= Beginning of Section =

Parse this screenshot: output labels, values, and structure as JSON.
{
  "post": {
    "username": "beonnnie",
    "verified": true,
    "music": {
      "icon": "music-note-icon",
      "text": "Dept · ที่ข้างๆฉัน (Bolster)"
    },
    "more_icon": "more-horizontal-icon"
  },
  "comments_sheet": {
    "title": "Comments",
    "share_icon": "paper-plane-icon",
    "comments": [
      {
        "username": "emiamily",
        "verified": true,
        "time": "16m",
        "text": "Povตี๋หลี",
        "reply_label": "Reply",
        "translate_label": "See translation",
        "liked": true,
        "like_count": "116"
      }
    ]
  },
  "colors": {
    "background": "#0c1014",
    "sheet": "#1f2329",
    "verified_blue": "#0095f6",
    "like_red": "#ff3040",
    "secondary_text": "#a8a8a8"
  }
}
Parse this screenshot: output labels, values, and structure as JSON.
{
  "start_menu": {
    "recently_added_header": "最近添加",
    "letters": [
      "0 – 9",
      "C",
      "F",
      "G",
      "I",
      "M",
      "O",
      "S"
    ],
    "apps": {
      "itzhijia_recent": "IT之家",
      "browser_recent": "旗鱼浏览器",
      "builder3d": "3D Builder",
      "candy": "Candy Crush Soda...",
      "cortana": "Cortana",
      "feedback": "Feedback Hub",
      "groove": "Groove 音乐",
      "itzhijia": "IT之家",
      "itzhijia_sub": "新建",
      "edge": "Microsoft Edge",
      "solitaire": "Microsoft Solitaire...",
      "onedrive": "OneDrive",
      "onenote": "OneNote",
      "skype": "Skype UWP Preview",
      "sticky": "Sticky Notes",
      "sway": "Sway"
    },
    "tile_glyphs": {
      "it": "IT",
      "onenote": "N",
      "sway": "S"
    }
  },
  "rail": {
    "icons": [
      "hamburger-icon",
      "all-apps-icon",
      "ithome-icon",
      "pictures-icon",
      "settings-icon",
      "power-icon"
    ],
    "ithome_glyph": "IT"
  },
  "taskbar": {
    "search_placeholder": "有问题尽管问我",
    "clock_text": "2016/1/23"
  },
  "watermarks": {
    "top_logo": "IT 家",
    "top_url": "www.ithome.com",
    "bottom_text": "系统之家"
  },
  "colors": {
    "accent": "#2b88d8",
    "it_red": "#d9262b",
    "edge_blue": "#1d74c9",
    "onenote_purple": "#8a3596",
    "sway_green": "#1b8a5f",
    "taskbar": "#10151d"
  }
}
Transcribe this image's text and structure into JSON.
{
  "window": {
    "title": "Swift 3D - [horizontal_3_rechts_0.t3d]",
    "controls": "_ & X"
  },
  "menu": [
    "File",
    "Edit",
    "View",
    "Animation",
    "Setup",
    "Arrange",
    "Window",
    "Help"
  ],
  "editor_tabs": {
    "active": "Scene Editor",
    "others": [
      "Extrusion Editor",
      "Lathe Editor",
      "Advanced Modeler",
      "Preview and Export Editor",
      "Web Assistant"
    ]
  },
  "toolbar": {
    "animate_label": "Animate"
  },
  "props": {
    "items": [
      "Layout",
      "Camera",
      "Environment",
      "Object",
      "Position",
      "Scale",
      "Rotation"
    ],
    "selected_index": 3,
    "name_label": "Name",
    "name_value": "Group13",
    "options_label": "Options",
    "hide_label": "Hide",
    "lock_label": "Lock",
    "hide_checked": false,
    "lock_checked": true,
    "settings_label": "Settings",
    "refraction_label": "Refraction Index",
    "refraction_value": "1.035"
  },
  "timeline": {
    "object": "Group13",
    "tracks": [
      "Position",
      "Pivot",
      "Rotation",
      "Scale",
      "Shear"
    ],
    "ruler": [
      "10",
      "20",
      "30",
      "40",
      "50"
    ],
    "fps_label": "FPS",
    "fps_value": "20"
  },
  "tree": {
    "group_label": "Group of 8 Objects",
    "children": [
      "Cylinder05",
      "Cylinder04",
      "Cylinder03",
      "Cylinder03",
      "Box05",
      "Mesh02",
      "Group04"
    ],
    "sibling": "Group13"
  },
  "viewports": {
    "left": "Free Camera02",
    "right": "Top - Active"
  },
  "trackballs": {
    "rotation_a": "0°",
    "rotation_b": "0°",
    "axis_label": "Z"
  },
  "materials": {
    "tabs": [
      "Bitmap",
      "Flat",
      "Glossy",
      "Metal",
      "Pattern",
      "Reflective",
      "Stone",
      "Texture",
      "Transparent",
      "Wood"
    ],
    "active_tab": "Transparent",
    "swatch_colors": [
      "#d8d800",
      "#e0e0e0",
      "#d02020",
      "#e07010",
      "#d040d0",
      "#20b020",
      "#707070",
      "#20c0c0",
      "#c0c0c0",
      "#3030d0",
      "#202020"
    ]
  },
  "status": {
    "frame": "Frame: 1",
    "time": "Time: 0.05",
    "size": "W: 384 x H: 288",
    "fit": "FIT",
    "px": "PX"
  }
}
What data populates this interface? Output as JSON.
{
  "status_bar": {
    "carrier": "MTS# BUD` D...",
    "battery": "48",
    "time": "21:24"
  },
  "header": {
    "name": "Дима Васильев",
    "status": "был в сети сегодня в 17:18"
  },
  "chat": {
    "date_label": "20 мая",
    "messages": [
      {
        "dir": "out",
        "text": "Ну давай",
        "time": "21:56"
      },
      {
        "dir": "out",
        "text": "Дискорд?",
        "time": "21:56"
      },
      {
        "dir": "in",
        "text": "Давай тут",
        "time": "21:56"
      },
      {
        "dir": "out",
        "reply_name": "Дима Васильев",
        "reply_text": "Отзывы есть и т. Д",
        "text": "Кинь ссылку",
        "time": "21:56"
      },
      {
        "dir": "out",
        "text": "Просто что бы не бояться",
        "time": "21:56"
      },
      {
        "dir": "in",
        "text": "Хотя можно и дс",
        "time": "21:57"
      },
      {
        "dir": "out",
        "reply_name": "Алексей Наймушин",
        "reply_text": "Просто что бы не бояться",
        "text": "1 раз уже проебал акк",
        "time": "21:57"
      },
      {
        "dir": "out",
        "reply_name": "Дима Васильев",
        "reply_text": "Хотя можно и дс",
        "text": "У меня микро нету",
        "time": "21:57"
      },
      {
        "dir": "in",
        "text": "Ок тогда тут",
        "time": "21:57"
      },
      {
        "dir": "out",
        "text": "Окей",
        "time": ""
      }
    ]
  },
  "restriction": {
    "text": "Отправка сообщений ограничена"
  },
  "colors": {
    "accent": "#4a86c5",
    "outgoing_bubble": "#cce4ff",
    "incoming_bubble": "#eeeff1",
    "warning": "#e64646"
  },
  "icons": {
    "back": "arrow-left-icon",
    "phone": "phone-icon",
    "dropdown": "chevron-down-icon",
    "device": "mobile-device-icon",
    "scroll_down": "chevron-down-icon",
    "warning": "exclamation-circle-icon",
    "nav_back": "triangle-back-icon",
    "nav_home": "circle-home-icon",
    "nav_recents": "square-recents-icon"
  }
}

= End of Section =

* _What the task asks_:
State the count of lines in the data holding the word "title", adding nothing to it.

* _Task solution_:
2